"In other words, the contract contains as it were two submissions or a submission within a submission".
The learned Judges held that there was nothing to prevent the parties from agreeing to a submission containing in it a further submission to arbitration. Equally, Russel on Arbitration, 17th Edn., page 302 contains a passage to the effect that 'the agreement may provide for an appeal.' An award made pursuant to a proper arbitration agreement is final, subject, of course, to the consequences of any such term of the contract. Here, the agreement provided that the parties would abide by any modification of alteration in the by-laws as governing the contract when it subsisted or was in issue between the parties. We must, therefore, hold that the second respondent had a right of appeal.
(11) The third point may be quite briefly disposed of. Actually it largely depends upon the interpretation to be placed upon the words in condition No. 7 of the First Schedule to the Arbitration Act, that "the award shall be final and binding on the parties and persons claiming under them respectively". Naturally, these words have to be construed as subject tot any right of appeal, which might be provided for either by the contract itself, or by any by-law governing the parties; AIR 1927 Cal 647 is clear authority for this view. No doubt, except upon grounds specified in S. 30 of the Act, an award is not liable to be set aside, and is final between the parties. But, what is the award that is final between the parties, when the procedure governing the parties itself makes provision for an initial award on arbitration, and an appeal which may be instituted by either party aggrieved? An "award" is defined in S. 2(b) of the Act as an "arbitration award".

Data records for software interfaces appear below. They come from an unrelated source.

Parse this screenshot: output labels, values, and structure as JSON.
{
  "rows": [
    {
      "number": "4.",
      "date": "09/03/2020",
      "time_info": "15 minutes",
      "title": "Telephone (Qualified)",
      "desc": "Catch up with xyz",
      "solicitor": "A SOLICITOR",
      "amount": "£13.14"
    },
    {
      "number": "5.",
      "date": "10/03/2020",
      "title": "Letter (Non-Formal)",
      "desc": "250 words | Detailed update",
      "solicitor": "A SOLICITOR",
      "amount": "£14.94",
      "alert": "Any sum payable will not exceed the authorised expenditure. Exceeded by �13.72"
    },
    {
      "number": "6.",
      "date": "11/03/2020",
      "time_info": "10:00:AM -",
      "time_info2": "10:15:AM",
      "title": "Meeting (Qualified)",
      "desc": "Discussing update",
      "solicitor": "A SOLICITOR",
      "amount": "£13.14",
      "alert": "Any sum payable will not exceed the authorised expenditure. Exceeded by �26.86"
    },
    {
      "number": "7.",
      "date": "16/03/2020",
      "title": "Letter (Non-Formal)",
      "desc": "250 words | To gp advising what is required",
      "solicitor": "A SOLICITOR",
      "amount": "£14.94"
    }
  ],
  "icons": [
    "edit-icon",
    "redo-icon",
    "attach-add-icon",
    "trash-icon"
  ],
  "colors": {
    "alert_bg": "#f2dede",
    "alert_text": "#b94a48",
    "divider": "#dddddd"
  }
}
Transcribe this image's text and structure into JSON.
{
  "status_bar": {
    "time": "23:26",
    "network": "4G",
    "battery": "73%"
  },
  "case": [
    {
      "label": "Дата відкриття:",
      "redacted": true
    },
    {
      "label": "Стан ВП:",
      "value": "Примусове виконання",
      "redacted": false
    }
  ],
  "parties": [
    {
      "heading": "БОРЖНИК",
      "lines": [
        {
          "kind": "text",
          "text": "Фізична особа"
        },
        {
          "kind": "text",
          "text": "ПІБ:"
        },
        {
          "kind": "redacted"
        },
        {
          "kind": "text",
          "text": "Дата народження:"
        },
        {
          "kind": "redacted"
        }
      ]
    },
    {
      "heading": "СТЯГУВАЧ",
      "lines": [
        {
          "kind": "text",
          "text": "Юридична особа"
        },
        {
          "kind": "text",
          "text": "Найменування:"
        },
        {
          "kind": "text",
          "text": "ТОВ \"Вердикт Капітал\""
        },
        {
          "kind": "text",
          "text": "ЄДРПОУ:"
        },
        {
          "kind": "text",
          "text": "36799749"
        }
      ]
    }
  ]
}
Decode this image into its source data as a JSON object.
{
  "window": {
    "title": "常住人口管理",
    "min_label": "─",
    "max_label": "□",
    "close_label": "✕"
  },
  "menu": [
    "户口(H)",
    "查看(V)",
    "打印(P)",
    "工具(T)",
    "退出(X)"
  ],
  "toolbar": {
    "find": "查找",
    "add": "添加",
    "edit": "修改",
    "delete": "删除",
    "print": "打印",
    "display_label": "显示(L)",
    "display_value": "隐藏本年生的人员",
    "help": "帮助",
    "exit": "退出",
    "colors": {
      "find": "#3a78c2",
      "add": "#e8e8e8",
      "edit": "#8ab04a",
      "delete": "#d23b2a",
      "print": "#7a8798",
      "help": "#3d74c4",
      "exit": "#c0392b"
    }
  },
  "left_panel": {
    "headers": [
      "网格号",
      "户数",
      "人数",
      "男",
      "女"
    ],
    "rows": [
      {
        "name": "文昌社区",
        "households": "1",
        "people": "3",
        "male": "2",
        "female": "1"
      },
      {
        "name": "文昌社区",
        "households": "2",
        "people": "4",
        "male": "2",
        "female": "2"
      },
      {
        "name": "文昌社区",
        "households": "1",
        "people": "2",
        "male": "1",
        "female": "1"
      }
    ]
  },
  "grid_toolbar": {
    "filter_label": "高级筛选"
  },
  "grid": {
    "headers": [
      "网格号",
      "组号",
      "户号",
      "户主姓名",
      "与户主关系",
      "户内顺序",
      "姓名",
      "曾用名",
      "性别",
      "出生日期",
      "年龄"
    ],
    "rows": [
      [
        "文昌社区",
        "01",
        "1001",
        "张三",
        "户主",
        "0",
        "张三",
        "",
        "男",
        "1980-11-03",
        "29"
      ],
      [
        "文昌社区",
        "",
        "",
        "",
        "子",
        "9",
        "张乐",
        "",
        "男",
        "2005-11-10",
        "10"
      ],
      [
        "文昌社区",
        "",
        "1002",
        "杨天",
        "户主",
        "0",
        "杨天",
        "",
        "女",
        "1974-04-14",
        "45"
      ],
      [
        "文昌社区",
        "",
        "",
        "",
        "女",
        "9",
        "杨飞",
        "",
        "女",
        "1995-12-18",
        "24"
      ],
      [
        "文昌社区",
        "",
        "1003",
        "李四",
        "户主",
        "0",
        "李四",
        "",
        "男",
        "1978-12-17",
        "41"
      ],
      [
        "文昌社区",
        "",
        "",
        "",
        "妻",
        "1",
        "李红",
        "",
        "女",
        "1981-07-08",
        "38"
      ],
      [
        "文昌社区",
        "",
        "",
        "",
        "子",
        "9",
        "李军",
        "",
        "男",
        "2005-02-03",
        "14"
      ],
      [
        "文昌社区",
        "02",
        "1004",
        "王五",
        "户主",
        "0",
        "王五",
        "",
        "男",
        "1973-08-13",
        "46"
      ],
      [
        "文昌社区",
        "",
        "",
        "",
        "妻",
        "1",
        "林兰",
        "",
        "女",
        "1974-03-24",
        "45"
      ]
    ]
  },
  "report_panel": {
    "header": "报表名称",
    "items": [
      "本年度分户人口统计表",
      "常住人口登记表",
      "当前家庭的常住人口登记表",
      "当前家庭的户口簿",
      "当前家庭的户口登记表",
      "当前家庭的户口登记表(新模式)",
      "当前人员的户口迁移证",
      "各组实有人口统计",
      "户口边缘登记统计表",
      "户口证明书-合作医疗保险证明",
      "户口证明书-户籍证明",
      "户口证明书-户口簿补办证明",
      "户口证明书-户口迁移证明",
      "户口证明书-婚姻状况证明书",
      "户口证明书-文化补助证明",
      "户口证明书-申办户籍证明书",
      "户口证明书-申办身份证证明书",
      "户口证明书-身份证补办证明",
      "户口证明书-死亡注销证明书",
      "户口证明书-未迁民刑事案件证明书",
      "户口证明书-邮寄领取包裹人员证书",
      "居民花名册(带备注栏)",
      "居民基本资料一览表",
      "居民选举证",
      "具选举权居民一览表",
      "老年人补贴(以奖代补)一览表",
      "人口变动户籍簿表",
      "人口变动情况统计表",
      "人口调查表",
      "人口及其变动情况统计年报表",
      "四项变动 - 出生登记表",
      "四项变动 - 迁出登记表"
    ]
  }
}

As observed by the Supreme Court in (S) the legal pursuit of successive remedies will make them all proceedings 'connected by an intrinsic unity' and 'to be regarded as one legal proceeding". In that sense, it is the award by the appellate Tribunal, if an appeal is preferred which becomes the final award that governs the parties. The passage form Russell on Arbitration that we set forth earlier, as well as the decision of the Calcutta High Court in AIR 1927 Cal 647 make it clear that it is perfectly legal to provide for different stages of arbitration, such as, from a single Arbitrator to a committee of appeal, etc. It is the award which finally emerges from this procedure, which is conclusive as between the parties, and not liable to be set aside, except as provided for in S. 30 of the Arbitration Act 10 of 1940. For these reasons, we must hold that the provision for appeal is not ultra vires the law of Arbitration enacted in Act 10 of 1940. On this ground also the appellants will have to fail.
(12) The civil miscellaneous appeal, in result, fails and is dismissed with costs.